Prompt :: Look through the records, and whenever a line includes the word "title", copy it.

BEGIN

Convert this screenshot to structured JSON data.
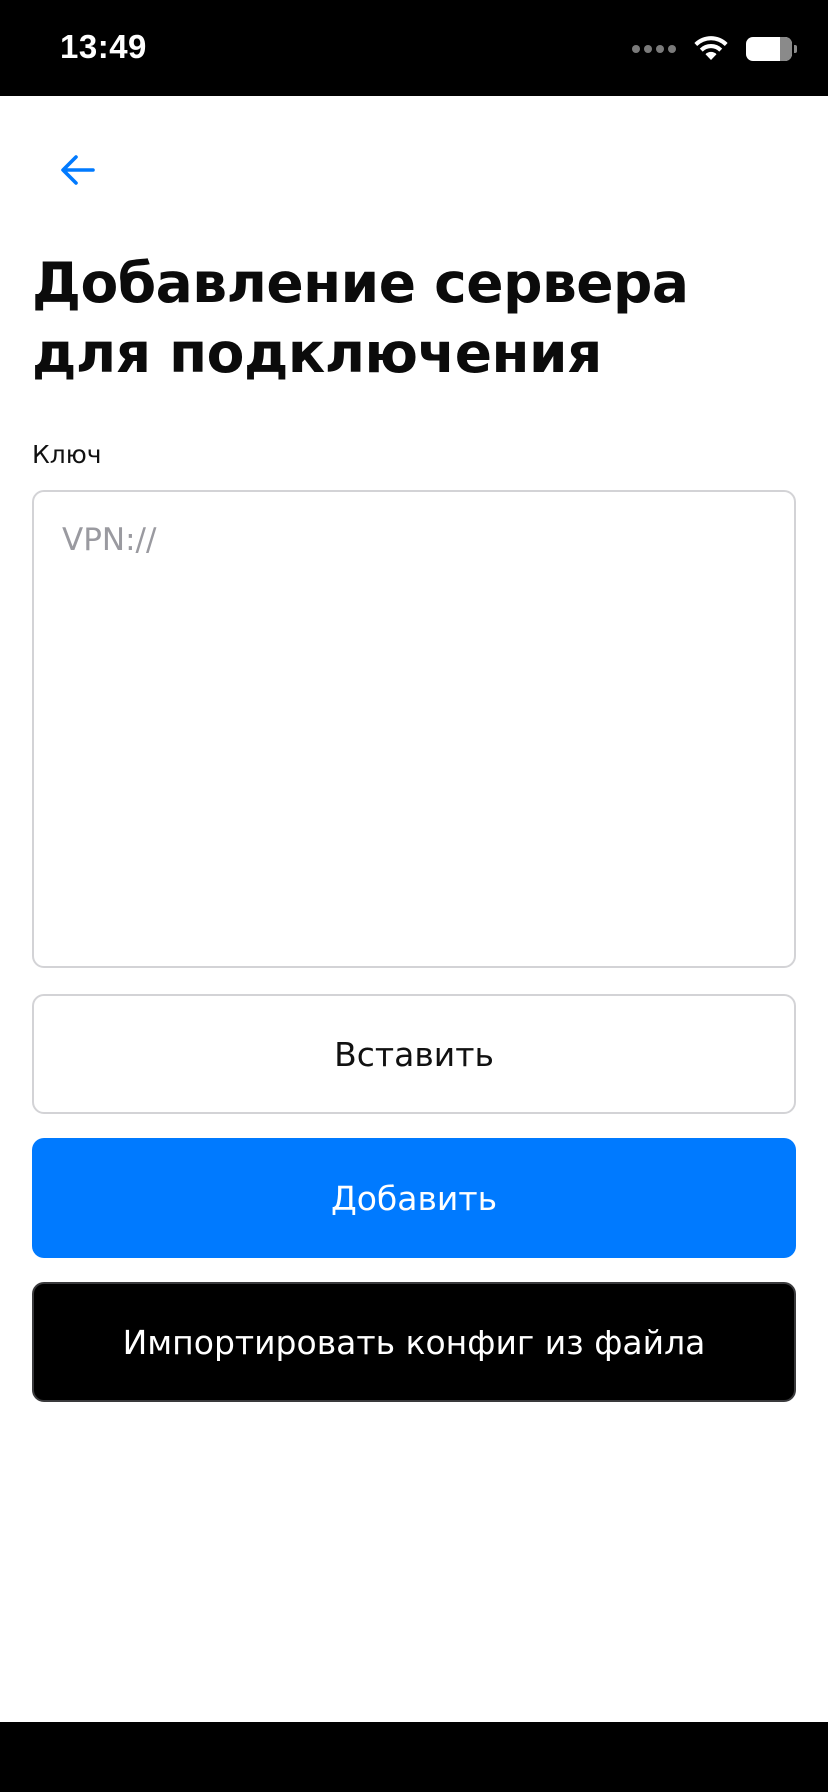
{
  "status_bar": {
    "time": "13:49"
  },
  "nav": {
    "back_icon": "arrow-left-icon"
  },
  "page": {
    "title": "Добавление сервера для подключения"
  },
  "form": {
    "key_label": "Ключ",
    "key_placeholder": "VPN://",
    "key_value": ""
  },
  "buttons": {
    "paste_label": "Вставить",
    "add_label": "Добавить",
    "import_label": "Импортировать конфиг из файла"
  },
  "colors": {
    "accent": "#007aff",
    "import_button_bg": "#000000",
    "border": "#d3d3d6"
  }
}
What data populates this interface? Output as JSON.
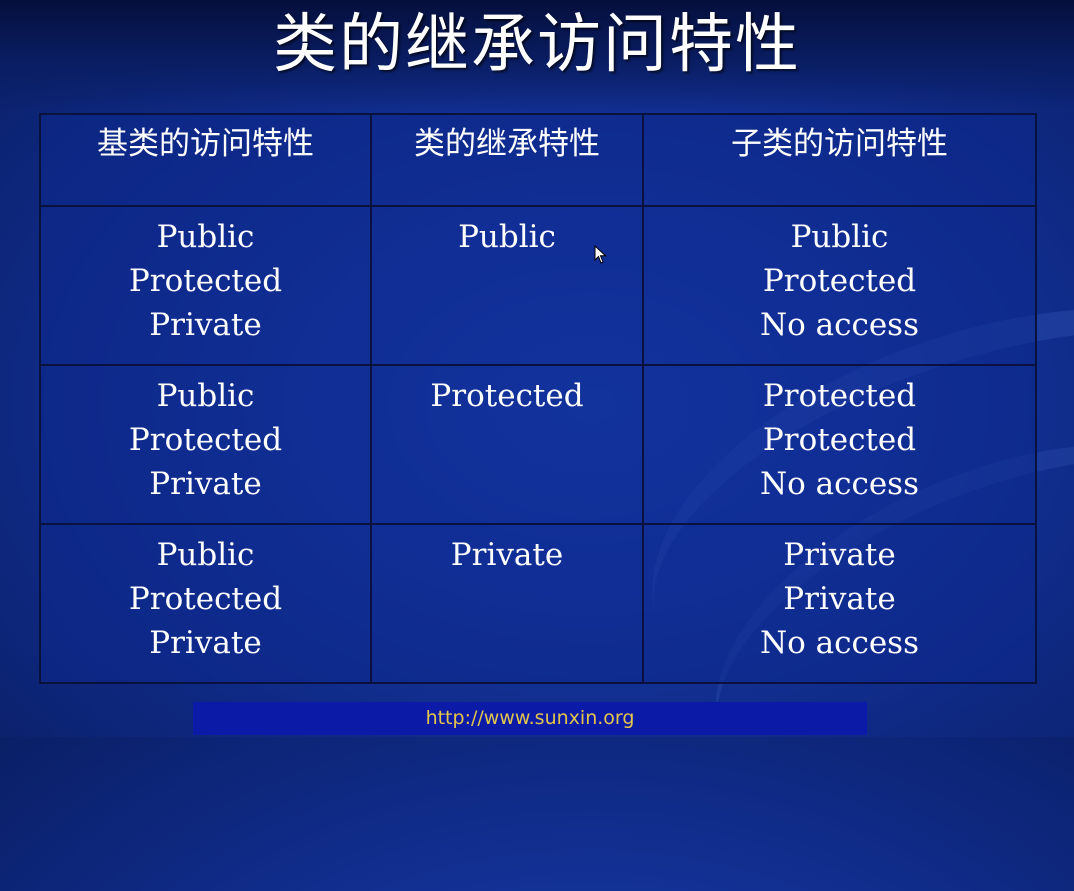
{
  "title": "类的继承访问特性",
  "table": {
    "headers": [
      "基类的访问特性",
      "类的继承特性",
      "子类的访问特性"
    ],
    "rows": [
      {
        "base": [
          "Public",
          "Protected",
          "Private"
        ],
        "inheritance": "Public",
        "derived": [
          "Public",
          "Protected",
          "No access"
        ]
      },
      {
        "base": [
          "Public",
          "Protected",
          "Private"
        ],
        "inheritance": "Protected",
        "derived": [
          "Protected",
          "Protected",
          "No access"
        ]
      },
      {
        "base": [
          "Public",
          "Protected",
          "Private"
        ],
        "inheritance": "Private",
        "derived": [
          "Private",
          "Private",
          "No access"
        ]
      }
    ]
  },
  "footer": {
    "url_text": "http://www.sunxin.org"
  },
  "colors": {
    "background": "#15359e",
    "footer_bar": "#0c1aa8",
    "footer_text": "#e3c64a",
    "grid_lines": "#08123c"
  },
  "icons": [
    "mouse-pointer-icon"
  ]
}
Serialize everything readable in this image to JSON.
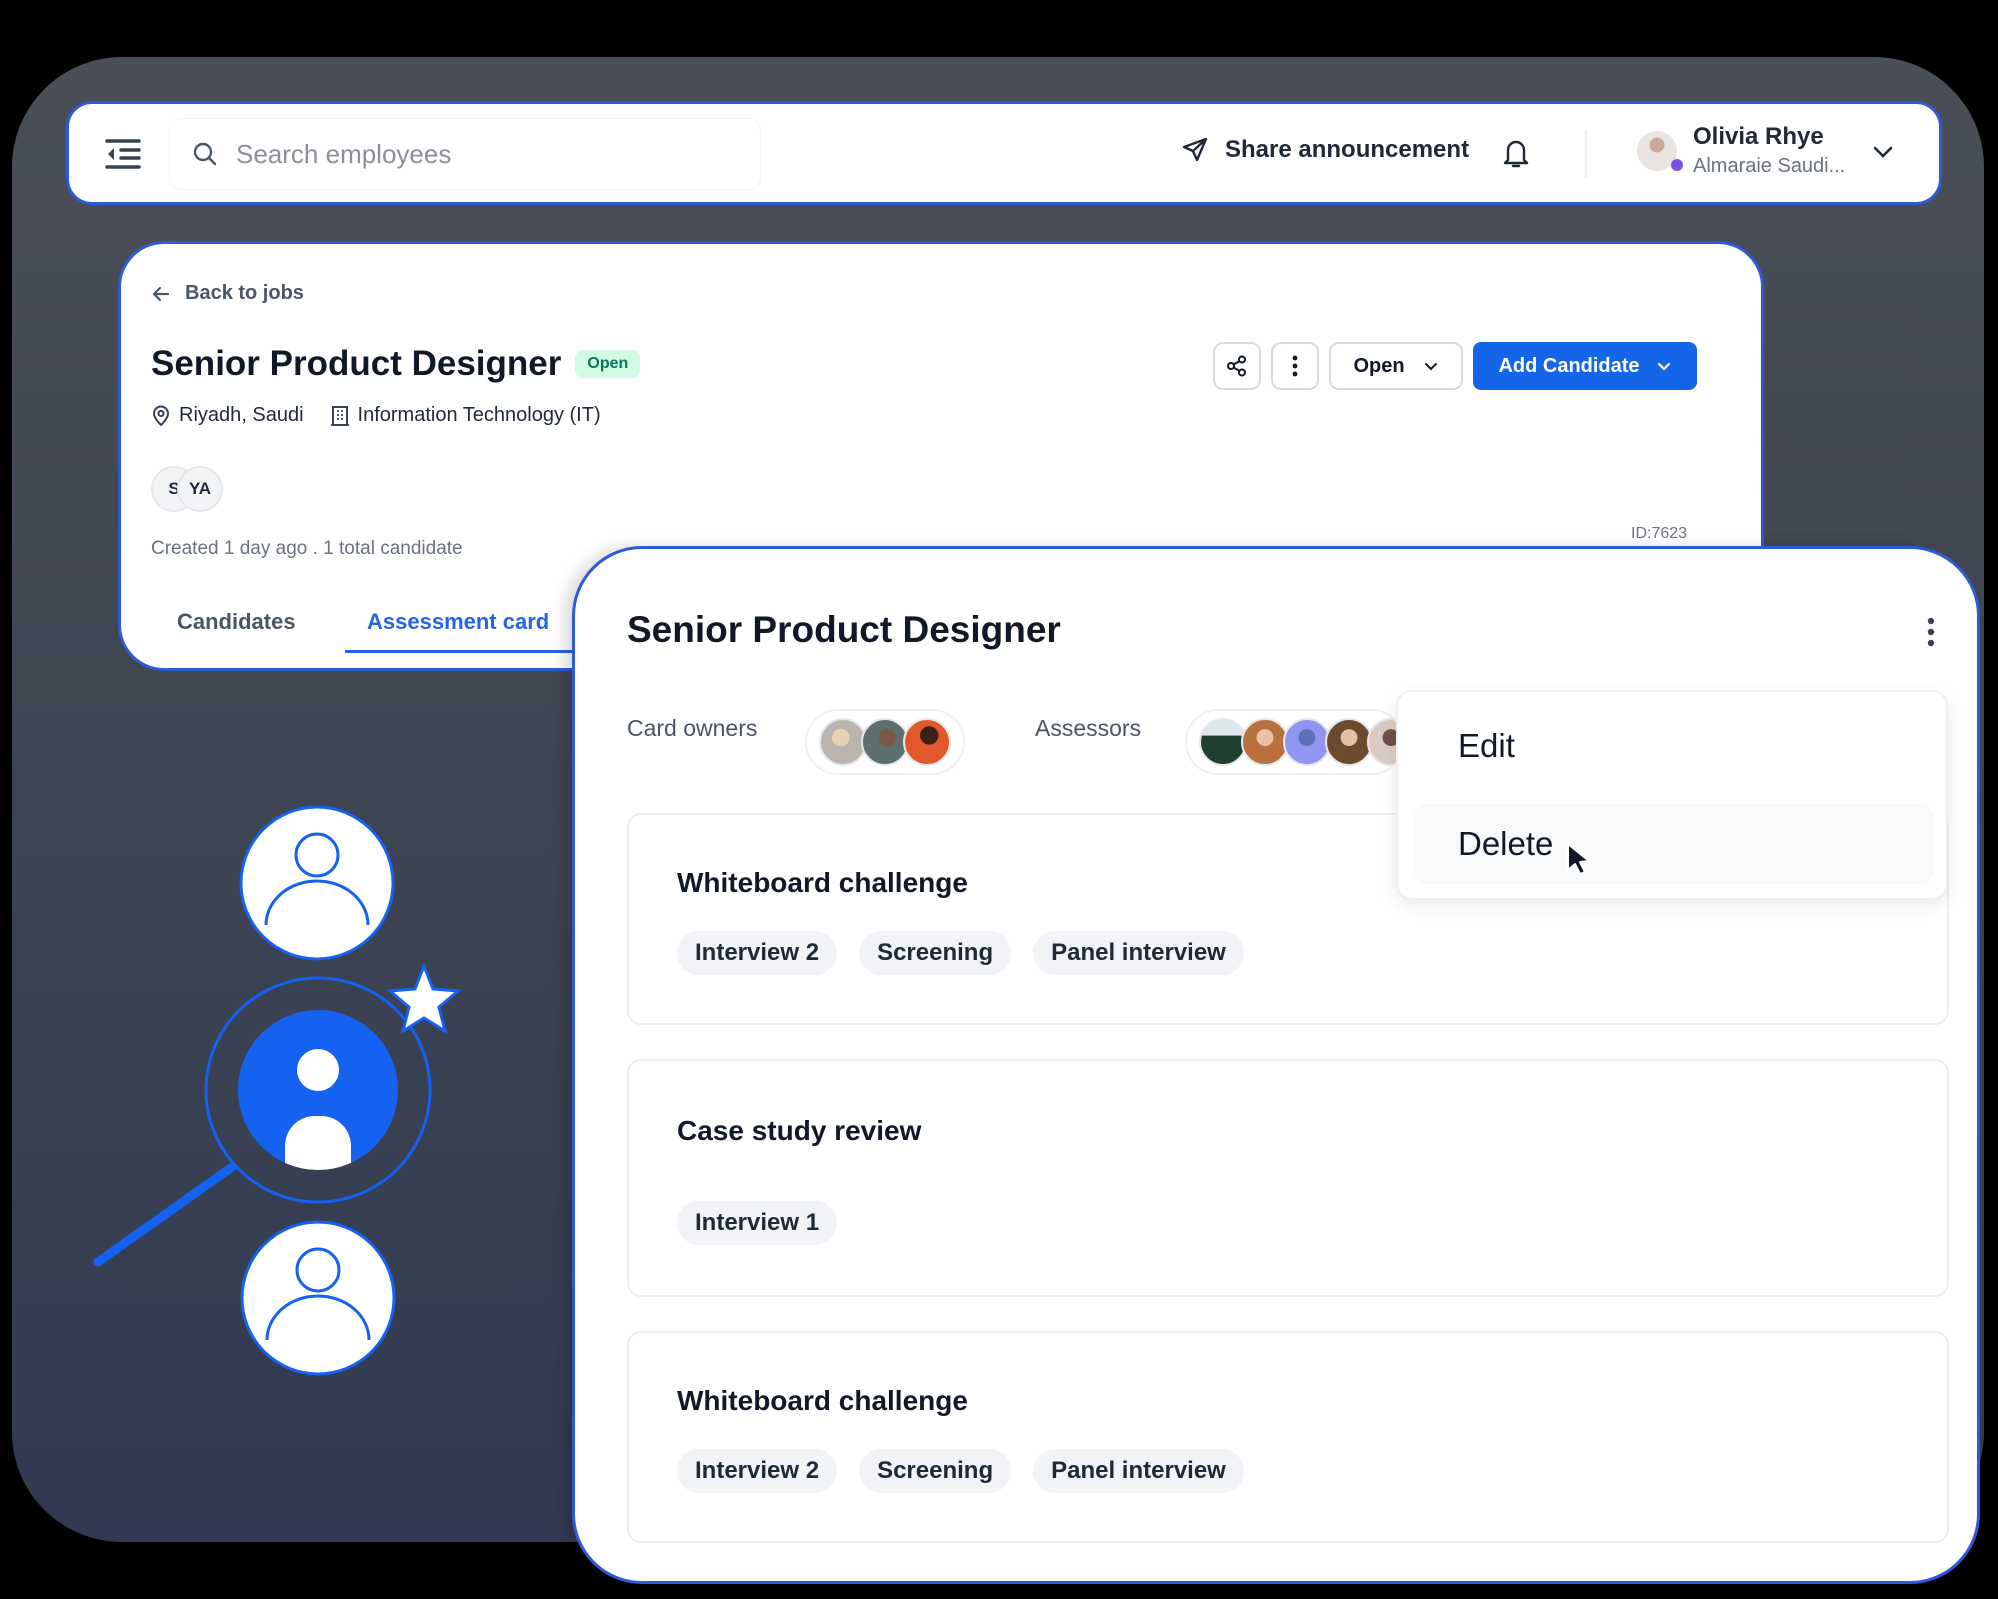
{
  "topbar": {
    "menu_icon": "sidebar-collapse-icon",
    "search": {
      "placeholder": "Search employees",
      "value": "",
      "icon": "search-icon"
    },
    "share_label": "Share announcement",
    "share_icon": "send-icon",
    "bell_icon": "bell-icon",
    "user": {
      "name": "Olivia Rhye",
      "org": "Almaraie Saudi...",
      "status_color": "#7b4ee4"
    }
  },
  "job": {
    "back_label": "Back to jobs",
    "title": "Senior Product Designer",
    "status_badge": "Open",
    "location": "Riyadh, Saudi",
    "department": "Information Technology (IT)",
    "members": [
      "S",
      "YA"
    ],
    "created_text": "Created 1 day ago . 1 total candidate",
    "id_text": "ID:7623",
    "actions": {
      "status_select": "Open",
      "add_candidate": "Add Candidate"
    },
    "tabs": [
      {
        "label": "Candidates",
        "active": false
      },
      {
        "label": "Assessment card",
        "active": true
      }
    ]
  },
  "assessment": {
    "title": "Senior Product Designer",
    "owners_label": "Card owners",
    "assessors_label": "Assessors",
    "owners_count_visible": 3,
    "assessors_count_visible": 5,
    "steps": [
      {
        "title": "Whiteboard challenge",
        "tags": [
          "Interview 2",
          "Screening",
          "Panel interview"
        ]
      },
      {
        "title": "Case study review",
        "tags": [
          "Interview 1"
        ]
      },
      {
        "title": "Whiteboard challenge",
        "tags": [
          "Interview 2",
          "Screening",
          "Panel interview"
        ]
      }
    ],
    "menu": {
      "items": [
        "Edit",
        "Delete"
      ],
      "hovered": "Delete"
    }
  },
  "colors": {
    "accent": "#1565e8",
    "border_blue": "#2d5bd7",
    "badge_green_bg": "#d1fae5",
    "badge_green_text": "#047857"
  }
}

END

Result of this exercise ::
    "title": "Добавление сервера для подключения"
  "title": "类的继承访问特性",
    "title": "Senior Product Designer",
    "title": "Senior Product Designer",
        "title": "Whiteboard challenge",
        "title": "Case study review",
        "title": "Whiteboard challenge",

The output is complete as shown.